Provided data:

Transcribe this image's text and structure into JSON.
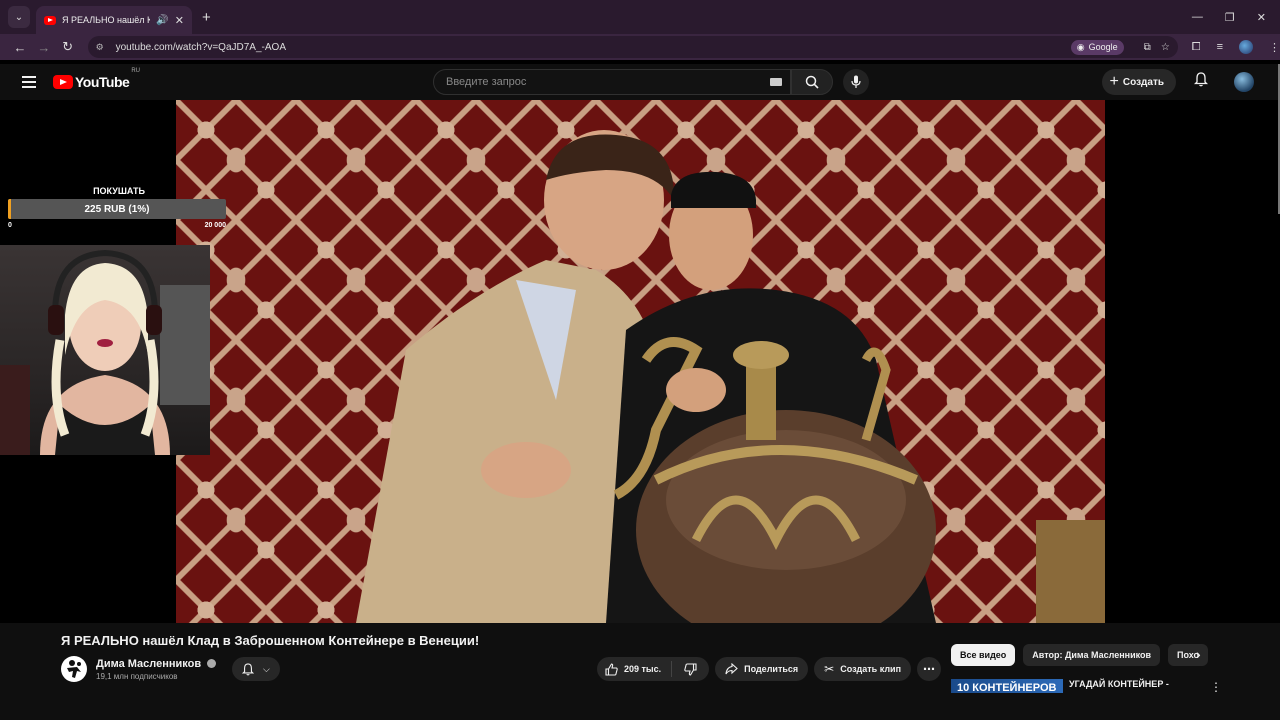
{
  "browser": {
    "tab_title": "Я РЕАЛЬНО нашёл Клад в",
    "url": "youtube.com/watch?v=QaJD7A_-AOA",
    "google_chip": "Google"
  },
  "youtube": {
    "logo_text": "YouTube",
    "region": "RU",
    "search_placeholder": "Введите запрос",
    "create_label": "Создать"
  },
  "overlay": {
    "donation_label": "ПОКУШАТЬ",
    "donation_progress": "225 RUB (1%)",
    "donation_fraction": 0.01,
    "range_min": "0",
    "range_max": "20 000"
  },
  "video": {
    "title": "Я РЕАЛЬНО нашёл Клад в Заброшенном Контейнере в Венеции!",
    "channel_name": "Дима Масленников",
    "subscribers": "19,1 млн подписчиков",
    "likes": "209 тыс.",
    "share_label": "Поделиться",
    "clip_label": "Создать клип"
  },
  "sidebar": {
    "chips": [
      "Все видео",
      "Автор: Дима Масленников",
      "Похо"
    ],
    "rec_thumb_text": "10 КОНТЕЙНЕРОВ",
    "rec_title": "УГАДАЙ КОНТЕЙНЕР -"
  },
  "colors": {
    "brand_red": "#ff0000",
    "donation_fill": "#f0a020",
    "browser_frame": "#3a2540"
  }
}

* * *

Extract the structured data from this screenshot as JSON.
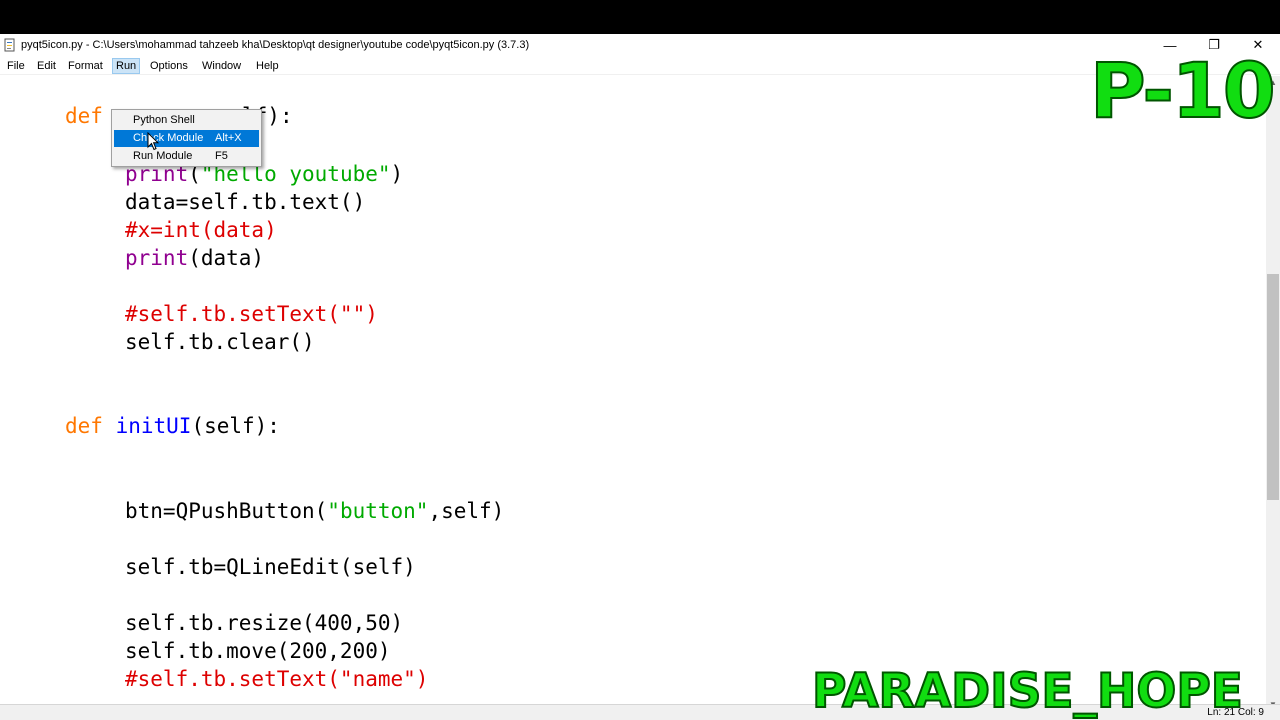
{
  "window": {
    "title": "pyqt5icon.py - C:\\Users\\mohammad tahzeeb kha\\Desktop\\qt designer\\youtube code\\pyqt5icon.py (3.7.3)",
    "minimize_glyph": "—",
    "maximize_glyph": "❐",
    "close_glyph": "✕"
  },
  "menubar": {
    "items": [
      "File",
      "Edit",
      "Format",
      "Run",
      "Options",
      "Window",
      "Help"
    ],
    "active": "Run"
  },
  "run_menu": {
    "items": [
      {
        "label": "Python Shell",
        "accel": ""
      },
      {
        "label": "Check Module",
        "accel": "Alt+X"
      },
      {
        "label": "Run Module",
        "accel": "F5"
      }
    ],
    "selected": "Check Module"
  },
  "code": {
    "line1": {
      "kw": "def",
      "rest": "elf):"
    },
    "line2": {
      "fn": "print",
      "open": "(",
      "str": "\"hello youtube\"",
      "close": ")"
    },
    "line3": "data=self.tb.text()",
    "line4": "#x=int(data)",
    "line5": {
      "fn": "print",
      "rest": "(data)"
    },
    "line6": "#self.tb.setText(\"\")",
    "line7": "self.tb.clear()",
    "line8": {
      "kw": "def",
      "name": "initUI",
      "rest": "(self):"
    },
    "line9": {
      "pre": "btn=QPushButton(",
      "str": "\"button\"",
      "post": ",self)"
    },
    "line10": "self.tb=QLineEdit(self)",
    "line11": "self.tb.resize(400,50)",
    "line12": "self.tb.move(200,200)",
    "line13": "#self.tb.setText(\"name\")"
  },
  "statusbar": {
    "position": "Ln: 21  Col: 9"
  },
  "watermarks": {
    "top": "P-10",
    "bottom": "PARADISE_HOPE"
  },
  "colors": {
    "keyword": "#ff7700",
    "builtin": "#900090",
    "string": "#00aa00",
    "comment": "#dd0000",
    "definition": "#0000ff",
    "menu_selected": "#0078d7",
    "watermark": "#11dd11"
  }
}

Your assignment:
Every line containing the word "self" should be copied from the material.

Completed task:
    "line3": "data=self.tb.text()",
    "line6": "#self.tb.setText(\"\")",
    "line7": "self.tb.clear()",
      "rest": "(self):"
      "post": ",self)"
    "line10": "self.tb=QLineEdit(self)",
    "line11": "self.tb.resize(400,50)",
    "line12": "self.tb.move(200,200)",
    "line13": "#self.tb.setText(\"name\")"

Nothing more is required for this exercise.